SARNIA – Bluewater Health is installing a new system that will monitor the location of equipment, and in the future, staff and patients too.
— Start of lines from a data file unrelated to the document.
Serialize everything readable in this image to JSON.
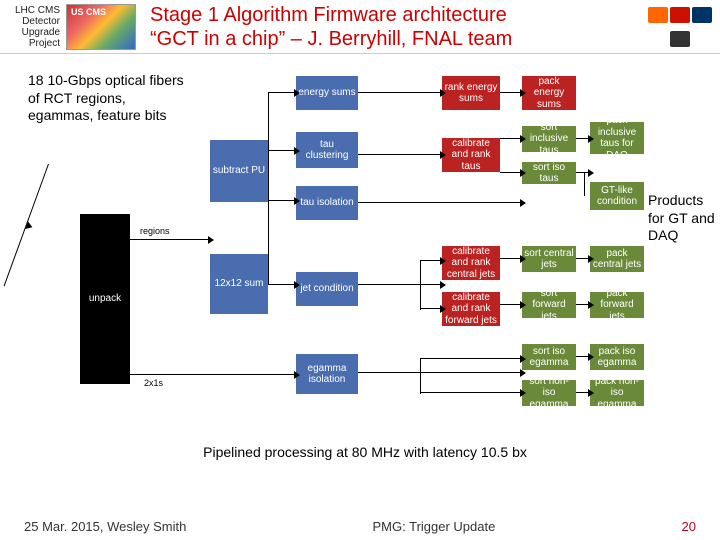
{
  "header": {
    "project_label": "LHC CMS Detector Upgrade Project",
    "title_line1": "Stage 1 Algorithm Firmware architecture",
    "title_line2": "“GCT in a chip” – J. Berryhill, FNAL team"
  },
  "annotations": {
    "left": "18 10-Gbps optical fibers of RCT regions, egammas, feature bits",
    "right": "Products for GT and DAQ",
    "bottom": "Pipelined processing at 80 MHz with latency 10.5 bx",
    "regions_label": "regions",
    "twox1s": "2x1s"
  },
  "blocks": {
    "unpack": "unpack",
    "subtract_pu": "subtract PU",
    "energy_sums": "energy sums",
    "tau_clustering": "tau clustering",
    "tau_isolation": "tau isolation",
    "sum12x12": "12x12 sum",
    "jet_condition": "jet condition",
    "egamma_isolation": "egamma isolation",
    "rank_energy_sums": "rank energy sums",
    "pack_energy_sums": "pack energy sums",
    "cal_rank_taus": "calibrate and rank taus",
    "sort_incl_taus": "sort inclusive taus",
    "pack_incl_taus": "pack inclusive taus for DAQ",
    "sort_iso_taus": "sort iso taus",
    "gtlike_cond": "GT-like condition",
    "cal_rank_cjets": "calibrate and rank central jets",
    "sort_cjets": "sort central jets",
    "pack_cjets": "pack central jets",
    "cal_rank_fjets": "calibrate and rank forward jets",
    "sort_fjets": "sort forward jets",
    "pack_fjets": "pack forward jets",
    "sort_iso_eg": "sort iso egamma",
    "pack_iso_eg": "pack iso egamma",
    "sort_noniso_eg": "sort non-iso egamma",
    "pack_noniso_eg": "pack non-iso egamma"
  },
  "footer": {
    "left": "25 Mar. 2015, Wesley Smith",
    "center": "PMG: Trigger Update",
    "page": "20"
  }
}
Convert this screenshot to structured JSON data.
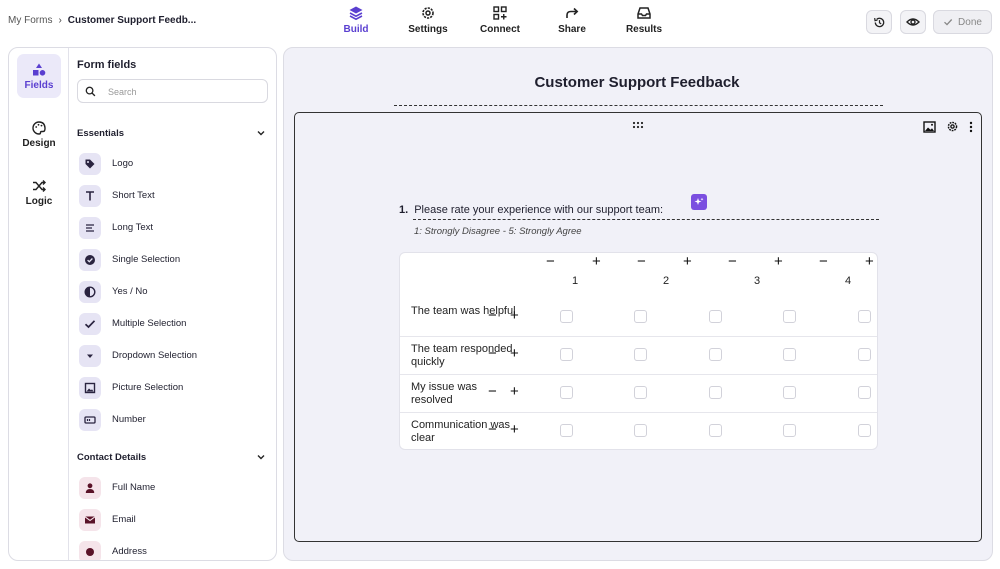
{
  "breadcrumb": {
    "root": "My Forms",
    "separator": "›",
    "current": "Customer Support Feedb..."
  },
  "nav_tabs": [
    {
      "label": "Build",
      "icon": "layers-icon",
      "active": true
    },
    {
      "label": "Settings",
      "icon": "gear-icon",
      "active": false
    },
    {
      "label": "Connect",
      "icon": "connect-icon",
      "active": false
    },
    {
      "label": "Share",
      "icon": "share-icon",
      "active": false
    },
    {
      "label": "Results",
      "icon": "inbox-icon",
      "active": false
    }
  ],
  "actions": {
    "history_icon": "history-icon",
    "preview_icon": "eye-icon",
    "done_label": "Done"
  },
  "rail": [
    {
      "label": "Fields",
      "icon": "shapes-icon",
      "active": true
    },
    {
      "label": "Design",
      "icon": "palette-icon",
      "active": false
    },
    {
      "label": "Logic",
      "icon": "shuffle-icon",
      "active": false
    }
  ],
  "fields_panel": {
    "title": "Form fields",
    "search_placeholder": "Search",
    "sections": [
      {
        "label": "Essentials",
        "items": [
          {
            "label": "Logo",
            "icon": "tag-icon"
          },
          {
            "label": "Short Text",
            "icon": "text-t-icon"
          },
          {
            "label": "Long Text",
            "icon": "long-text-icon"
          },
          {
            "label": "Single Selection",
            "icon": "radio-check-icon"
          },
          {
            "label": "Yes / No",
            "icon": "half-circle-icon"
          },
          {
            "label": "Multiple Selection",
            "icon": "checkmark-icon"
          },
          {
            "label": "Dropdown Selection",
            "icon": "dropdown-icon"
          },
          {
            "label": "Picture Selection",
            "icon": "picture-icon"
          },
          {
            "label": "Number",
            "icon": "number-icon"
          }
        ]
      },
      {
        "label": "Contact Details",
        "items": [
          {
            "label": "Full Name",
            "icon": "person-icon"
          },
          {
            "label": "Email",
            "icon": "envelope-icon"
          },
          {
            "label": "Address",
            "icon": "location-icon"
          }
        ]
      }
    ]
  },
  "form": {
    "title": "Customer Support Feedback",
    "question": {
      "number": "1.",
      "text": "Please rate your experience with our support team:",
      "description": "1: Strongly Disagree - 5: Strongly Agree",
      "columns": [
        "1",
        "2",
        "3",
        "4"
      ],
      "rows": [
        "The team was helpful",
        "The team responded quickly",
        "My issue was resolved",
        "Communication was clear"
      ],
      "checkbox_columns": 5
    }
  },
  "colors": {
    "accent": "#5a3fd0",
    "accent_light": "#ebe9f9",
    "canvas_bg": "#f1f1f8",
    "ai_button": "#7b4fe0"
  }
}
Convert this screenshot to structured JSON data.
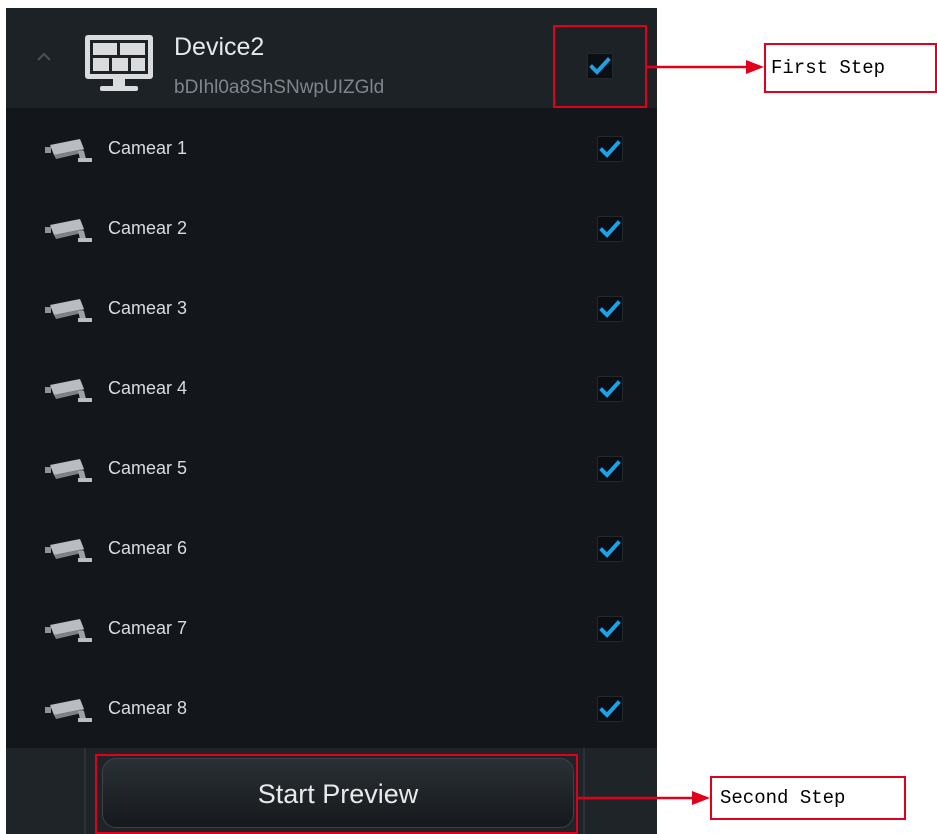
{
  "device": {
    "name": "Device2",
    "id": "bDIhl0a8ShSNwpUIZGld",
    "checked": true
  },
  "cameras": [
    {
      "label": "Camear 1",
      "checked": true
    },
    {
      "label": "Camear 2",
      "checked": true
    },
    {
      "label": "Camear 3",
      "checked": true
    },
    {
      "label": "Camear 4",
      "checked": true
    },
    {
      "label": "Camear 5",
      "checked": true
    },
    {
      "label": "Camear 6",
      "checked": true
    },
    {
      "label": "Camear 7",
      "checked": true
    },
    {
      "label": "Camear 8",
      "checked": true
    }
  ],
  "footer": {
    "start_preview_label": "Start Preview"
  },
  "annotations": {
    "first_step_label": "First Step",
    "second_step_label": "Second Step"
  },
  "icons": {
    "collapse": "chevron-up-icon",
    "device": "monitor-icon",
    "camera": "cctv-camera-icon",
    "checkbox": "checkmark-icon"
  },
  "colors": {
    "check_accent": "#1aa1e6",
    "annotation_red": "#e0001b",
    "panel_background": "#13171b"
  }
}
The bluetooth-powered real-time location service (RTLS) is coming to Bluewater Health sites in Sarnia and Petrolia within the next nine months.
Starting in January, Bluewater Health equipment maintenance staff will be installing 3,500 wireless beacons throughout the hospitals, as well as tagging equipment with emitters so items can be tracked and monitored with pinpoint accuracy.
Short-term, the goal is to keep tabs on all Bluewater Health’s equipment, CEO and president Sue Denomy (pictured) told the Sarnia Observer. “For example, we have hundreds of IV pumps across several departments,” she said.
As a result, it’s hard to keep tabs on what is where and how often it has been used, she said, noting staff sometimes are forced to run around looking for pumps if one isn’t at hand.
“To have them sitting in an inpatient ward unused when emerge needs one is not a good use of technology,” she said.
Not only that, but the hospital corporation, and others like it, likely have too many IV pumps for the very reason that they’re hard to track, said facilities director Alex Sullo.
RTLS will make finding and using equipment like the pumps easier, while also determining what is needed, and what’s excess, he said.
Also under the new monitoring system, headed up by Bluewater Health’s biomedical engineering department, front-line staff who feel they’re at risk can voluntarily wear a distress beacon they can activate if, for example, a patient becomes violent, he said.
Real-time wireless temperature and humidity tracking for food and medications throughout the hospitals is also part of the deal. Bluewater Health is one of the first hospitals in Canada to adopt the technology, Sullo said.
Via supplier Awarepoint, the start-up costs are pegged at about $720,000 – already accounted for in Bluewater Health’s budget – with yearly operating costs at about $71,000, he said.
The system would also be housed regionally, he said, meaning other hospitals in Erie St. Clair – Sarnia-Lambton, Chatham-Kent and Windsor-Essex – could easily get on board.
Longer-term, there are some interesting possibilities, he said.
One example involves a doctor entering her patient’s room and that patient’s chart automatically popping up on a tablet screen, since the system identifies each person by their tag, patient wristband or cell phone.
That same doctor heads over to the sink to wash her hands and the system can track and record that that’s happening too, he said.
There will be no patient monitoring when the system starts, he said, but that could be something the hospital group considers down the road, noting it would require talks about privacy and confidentiality.
Hopes are to eventually merge the technology with other hospital systems, like security camera and patient entertainment systems, so that they work together to improve stays and make operations run smoother, he said.